(Data records for software interfaces)
........
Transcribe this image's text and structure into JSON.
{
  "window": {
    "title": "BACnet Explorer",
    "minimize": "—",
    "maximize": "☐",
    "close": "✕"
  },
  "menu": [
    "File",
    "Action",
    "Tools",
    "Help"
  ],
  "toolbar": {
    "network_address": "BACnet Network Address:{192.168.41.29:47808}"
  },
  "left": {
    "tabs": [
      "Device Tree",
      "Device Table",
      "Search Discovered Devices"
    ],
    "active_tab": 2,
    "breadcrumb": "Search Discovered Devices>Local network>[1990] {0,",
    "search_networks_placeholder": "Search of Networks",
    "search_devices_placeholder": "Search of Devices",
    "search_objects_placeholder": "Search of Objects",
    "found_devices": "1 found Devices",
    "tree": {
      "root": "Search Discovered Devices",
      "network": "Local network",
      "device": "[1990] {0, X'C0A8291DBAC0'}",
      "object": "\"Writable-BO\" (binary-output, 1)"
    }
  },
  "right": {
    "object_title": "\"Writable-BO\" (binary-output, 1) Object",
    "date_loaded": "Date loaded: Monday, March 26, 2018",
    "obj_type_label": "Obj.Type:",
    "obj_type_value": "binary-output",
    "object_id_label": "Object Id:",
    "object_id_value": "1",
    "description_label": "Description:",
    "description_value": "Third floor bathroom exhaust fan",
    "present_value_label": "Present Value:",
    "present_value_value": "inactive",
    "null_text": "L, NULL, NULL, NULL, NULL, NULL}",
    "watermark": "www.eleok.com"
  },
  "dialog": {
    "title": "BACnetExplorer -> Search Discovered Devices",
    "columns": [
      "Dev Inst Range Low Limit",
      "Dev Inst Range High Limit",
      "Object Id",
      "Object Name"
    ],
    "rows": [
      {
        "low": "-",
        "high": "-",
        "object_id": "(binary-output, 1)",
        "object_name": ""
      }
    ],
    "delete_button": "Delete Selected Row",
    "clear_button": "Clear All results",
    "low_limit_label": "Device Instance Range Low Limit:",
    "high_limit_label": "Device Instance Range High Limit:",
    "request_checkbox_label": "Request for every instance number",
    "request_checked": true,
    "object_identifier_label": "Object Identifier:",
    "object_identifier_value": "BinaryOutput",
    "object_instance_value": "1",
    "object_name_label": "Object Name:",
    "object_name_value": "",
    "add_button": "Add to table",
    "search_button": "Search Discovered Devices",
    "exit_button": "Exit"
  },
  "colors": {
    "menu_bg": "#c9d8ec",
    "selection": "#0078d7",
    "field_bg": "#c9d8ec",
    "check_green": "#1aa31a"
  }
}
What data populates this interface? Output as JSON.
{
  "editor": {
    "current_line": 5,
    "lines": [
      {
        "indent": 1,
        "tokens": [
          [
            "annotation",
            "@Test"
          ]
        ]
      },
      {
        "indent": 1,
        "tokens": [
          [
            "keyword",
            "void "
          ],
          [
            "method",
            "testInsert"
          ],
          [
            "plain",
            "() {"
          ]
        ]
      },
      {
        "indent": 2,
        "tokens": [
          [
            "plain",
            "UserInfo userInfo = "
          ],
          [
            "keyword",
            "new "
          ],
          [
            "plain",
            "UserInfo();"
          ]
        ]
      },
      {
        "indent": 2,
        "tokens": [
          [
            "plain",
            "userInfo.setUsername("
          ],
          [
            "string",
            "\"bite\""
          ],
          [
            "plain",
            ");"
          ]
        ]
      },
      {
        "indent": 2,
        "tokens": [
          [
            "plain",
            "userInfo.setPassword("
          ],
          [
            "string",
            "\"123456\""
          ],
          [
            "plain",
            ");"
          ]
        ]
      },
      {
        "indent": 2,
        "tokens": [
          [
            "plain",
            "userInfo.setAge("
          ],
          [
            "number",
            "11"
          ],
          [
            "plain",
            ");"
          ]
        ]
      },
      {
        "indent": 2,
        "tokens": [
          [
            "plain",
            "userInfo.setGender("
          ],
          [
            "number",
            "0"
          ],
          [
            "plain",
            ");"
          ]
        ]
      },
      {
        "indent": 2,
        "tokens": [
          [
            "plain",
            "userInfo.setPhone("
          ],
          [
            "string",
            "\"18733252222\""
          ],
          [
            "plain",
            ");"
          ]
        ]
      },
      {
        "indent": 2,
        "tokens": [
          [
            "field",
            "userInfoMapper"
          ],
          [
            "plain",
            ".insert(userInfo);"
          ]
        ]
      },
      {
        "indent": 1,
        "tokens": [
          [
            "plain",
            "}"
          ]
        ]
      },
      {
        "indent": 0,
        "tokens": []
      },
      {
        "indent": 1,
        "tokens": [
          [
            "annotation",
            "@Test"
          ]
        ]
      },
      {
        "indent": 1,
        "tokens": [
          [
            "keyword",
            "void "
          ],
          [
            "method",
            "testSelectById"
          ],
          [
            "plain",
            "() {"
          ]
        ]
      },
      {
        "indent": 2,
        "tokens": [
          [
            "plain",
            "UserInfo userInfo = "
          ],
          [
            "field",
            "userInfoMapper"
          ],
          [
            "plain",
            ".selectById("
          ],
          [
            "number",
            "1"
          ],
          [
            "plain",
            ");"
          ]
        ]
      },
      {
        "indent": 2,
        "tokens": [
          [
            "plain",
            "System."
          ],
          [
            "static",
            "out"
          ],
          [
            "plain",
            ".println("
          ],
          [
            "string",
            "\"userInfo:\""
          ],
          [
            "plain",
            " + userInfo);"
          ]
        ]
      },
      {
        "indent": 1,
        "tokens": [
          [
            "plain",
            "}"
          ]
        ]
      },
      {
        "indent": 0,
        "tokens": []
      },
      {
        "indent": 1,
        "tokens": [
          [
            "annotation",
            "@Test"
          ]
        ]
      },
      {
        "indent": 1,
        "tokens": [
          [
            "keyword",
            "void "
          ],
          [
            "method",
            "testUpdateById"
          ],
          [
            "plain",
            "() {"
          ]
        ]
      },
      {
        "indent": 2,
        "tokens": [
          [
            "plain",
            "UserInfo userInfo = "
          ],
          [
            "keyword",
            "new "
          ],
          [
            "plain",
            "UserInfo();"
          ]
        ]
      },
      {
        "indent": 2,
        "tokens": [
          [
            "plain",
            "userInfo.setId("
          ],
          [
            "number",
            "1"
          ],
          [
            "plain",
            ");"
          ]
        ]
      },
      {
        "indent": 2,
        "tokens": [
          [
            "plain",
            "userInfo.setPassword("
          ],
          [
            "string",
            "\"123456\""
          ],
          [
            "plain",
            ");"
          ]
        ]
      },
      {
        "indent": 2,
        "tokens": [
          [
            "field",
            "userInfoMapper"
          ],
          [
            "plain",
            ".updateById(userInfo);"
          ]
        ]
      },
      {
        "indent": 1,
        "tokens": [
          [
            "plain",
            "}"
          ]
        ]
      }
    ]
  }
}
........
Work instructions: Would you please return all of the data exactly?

Response:
Transcribe this image's text and structure into JSON.
{
  "window": {
    "title": "BACnet Explorer",
    "minimize": "—",
    "maximize": "☐",
    "close": "✕"
  },
  "menu": [
    "File",
    "Action",
    "Tools",
    "Help"
  ],
  "toolbar": {
    "network_address": "BACnet Network Address:{192.168.41.29:47808}"
  },
  "left": {
    "tabs": [
      "Device Tree",
      "Device Table",
      "Search Discovered Devices"
    ],
    "active_tab": 2,
    "breadcrumb": "Search Discovered Devices>Local network>[1990] {0,",
    "search_networks_placeholder": "Search of Networks",
    "search_devices_placeholder": "Search of Devices",
    "search_objects_placeholder": "Search of Objects",
    "found_devices": "1 found Devices",
    "tree": {
      "root": "Search Discovered Devices",
      "network": "Local network",
      "device": "[1990] {0, X'C0A8291DBAC0'}",
      "object": "\"Writable-BO\" (binary-output, 1)"
    }
  },
  "right": {
    "object_title": "\"Writable-BO\" (binary-output, 1) Object",
    "date_loaded": "Date loaded: Monday, March 26, 2018",
    "obj_type_label": "Obj.Type:",
    "obj_type_value": "binary-output",
    "object_id_label": "Object Id:",
    "object_id_value": "1",
    "description_label": "Description:",
    "description_value": "Third floor bathroom exhaust fan",
    "present_value_label": "Present Value:",
    "present_value_value": "inactive",
    "null_text": "L, NULL, NULL, NULL, NULL, NULL}",
    "watermark": "www.eleok.com"
  },
  "dialog": {
    "title": "BACnetExplorer -> Search Discovered Devices",
    "columns": [
      "Dev Inst Range Low Limit",
      "Dev Inst Range High Limit",
      "Object Id",
      "Object Name"
    ],
    "rows": [
      {
        "low": "-",
        "high": "-",
        "object_id": "(binary-output, 1)",
        "object_name": ""
      }
    ],
    "delete_button": "Delete Selected Row",
    "clear_button": "Clear All results",
    "low_limit_label": "Device Instance Range Low Limit:",
    "high_limit_label": "Device Instance Range High Limit:",
    "request_checkbox_label": "Request for every instance number",
    "request_checked": true,
    "object_identifier_label": "Object Identifier:",
    "object_identifier_value": "BinaryOutput",
    "object_instance_value": "1",
    "object_name_label": "Object Name:",
    "object_name_value": "",
    "add_button": "Add to table",
    "search_button": "Search Discovered Devices",
    "exit_button": "Exit"
  },
  "colors": {
    "menu_bg": "#c9d8ec",
    "selection": "#0078d7",
    "field_bg": "#c9d8ec",
    "check_green": "#1aa31a"
  }
}
What data populates this interface? Output as JSON.
{
  "editor": {
    "current_line": 5,
    "lines": [
      {
        "indent": 1,
        "tokens": [
          [
            "annotation",
            "@Test"
          ]
        ]
      },
      {
        "indent": 1,
        "tokens": [
          [
            "keyword",
            "void "
          ],
          [
            "method",
            "testInsert"
          ],
          [
            "plain",
            "() {"
          ]
        ]
      },
      {
        "indent": 2,
        "tokens": [
          [
            "plain",
            "UserInfo userInfo = "
          ],
          [
            "keyword",
            "new "
          ],
          [
            "plain",
            "UserInfo();"
          ]
        ]
      },
      {
        "indent": 2,
        "tokens": [
          [
            "plain",
            "userInfo.setUsername("
          ],
          [
            "string",
            "\"bite\""
          ],
          [
            "plain",
            ");"
          ]
        ]
      },
      {
        "indent": 2,
        "tokens": [
          [
            "plain",
            "userInfo.setPassword("
          ],
          [
            "string",
            "\"123456\""
          ],
          [
            "plain",
            ");"
          ]
        ]
      },
      {
        "indent": 2,
        "tokens": [
          [
            "plain",
            "userInfo.setAge("
          ],
          [
            "number",
            "11"
          ],
          [
            "plain",
            ");"
          ]
        ]
      },
      {
        "indent": 2,
        "tokens": [
          [
            "plain",
            "userInfo.setGender("
          ],
          [
            "number",
            "0"
          ],
          [
            "plain",
            ");"
          ]
        ]
      },
      {
        "indent": 2,
        "tokens": [
          [
            "plain",
            "userInfo.setPhone("
          ],
          [
            "string",
            "\"18733252222\""
          ],
          [
            "plain",
            ");"
          ]
        ]
      },
      {
        "indent": 2,
        "tokens": [
          [
            "field",
            "userInfoMapper"
          ],
          [
            "plain",
            ".insert(userInfo);"
          ]
        ]
      },
      {
        "indent": 1,
        "tokens": [
          [
            "plain",
            "}"
          ]
        ]
      },
      {
        "indent": 0,
        "tokens": []
      },
      {
        "indent": 1,
        "tokens": [
          [
            "annotation",
            "@Test"
          ]
        ]
      },
      {
        "indent": 1,
        "tokens": [
          [
            "keyword",
            "void "
          ],
          [
            "method",
            "testSelectById"
          ],
          [
            "plain",
            "() {"
          ]
        ]
      },
      {
        "indent": 2,
        "tokens": [
          [
            "plain",
            "UserInfo userInfo = "
          ],
          [
            "field",
            "userInfoMapper"
          ],
          [
            "plain",
            ".selectById("
          ],
          [
            "number",
            "1"
          ],
          [
            "plain",
            ");"
          ]
        ]
      },
      {
        "indent": 2,
        "tokens": [
          [
            "plain",
            "System."
          ],
          [
            "static",
            "out"
          ],
          [
            "plain",
            ".println("
          ],
          [
            "string",
            "\"userInfo:\""
          ],
          [
            "plain",
            " + userInfo);"
          ]
        ]
      },
      {
        "indent": 1,
        "tokens": [
          [
            "plain",
            "}"
          ]
        ]
      },
      {
        "indent": 0,
        "tokens": []
      },
      {
        "indent": 1,
        "tokens": [
          [
            "annotation",
            "@Test"
          ]
        ]
      },
      {
        "indent": 1,
        "tokens": [
          [
            "keyword",
            "void "
          ],
          [
            "method",
            "testUpdateById"
          ],
          [
            "plain",
            "() {"
          ]
        ]
      },
      {
        "indent": 2,
        "tokens": [
          [
            "plain",
            "UserInfo userInfo = "
          ],
          [
            "keyword",
            "new "
          ],
          [
            "plain",
            "UserInfo();"
          ]
        ]
      },
      {
        "indent": 2,
        "tokens": [
          [
            "plain",
            "userInfo.setId("
          ],
          [
            "number",
            "1"
          ],
          [
            "plain",
            ");"
          ]
        ]
      },
      {
        "indent": 2,
        "tokens": [
          [
            "plain",
            "userInfo.setPassword("
          ],
          [
            "string",
            "\"123456\""
          ],
          [
            "plain",
            ");"
          ]
        ]
      },
      {
        "indent": 2,
        "tokens": [
          [
            "field",
            "userInfoMapper"
          ],
          [
            "plain",
            ".updateById(userInfo);"
          ]
        ]
      },
      {
        "indent": 1,
        "tokens": [
          [
            "plain",
            "}"
          ]
        ]
      }
    ]
  }
}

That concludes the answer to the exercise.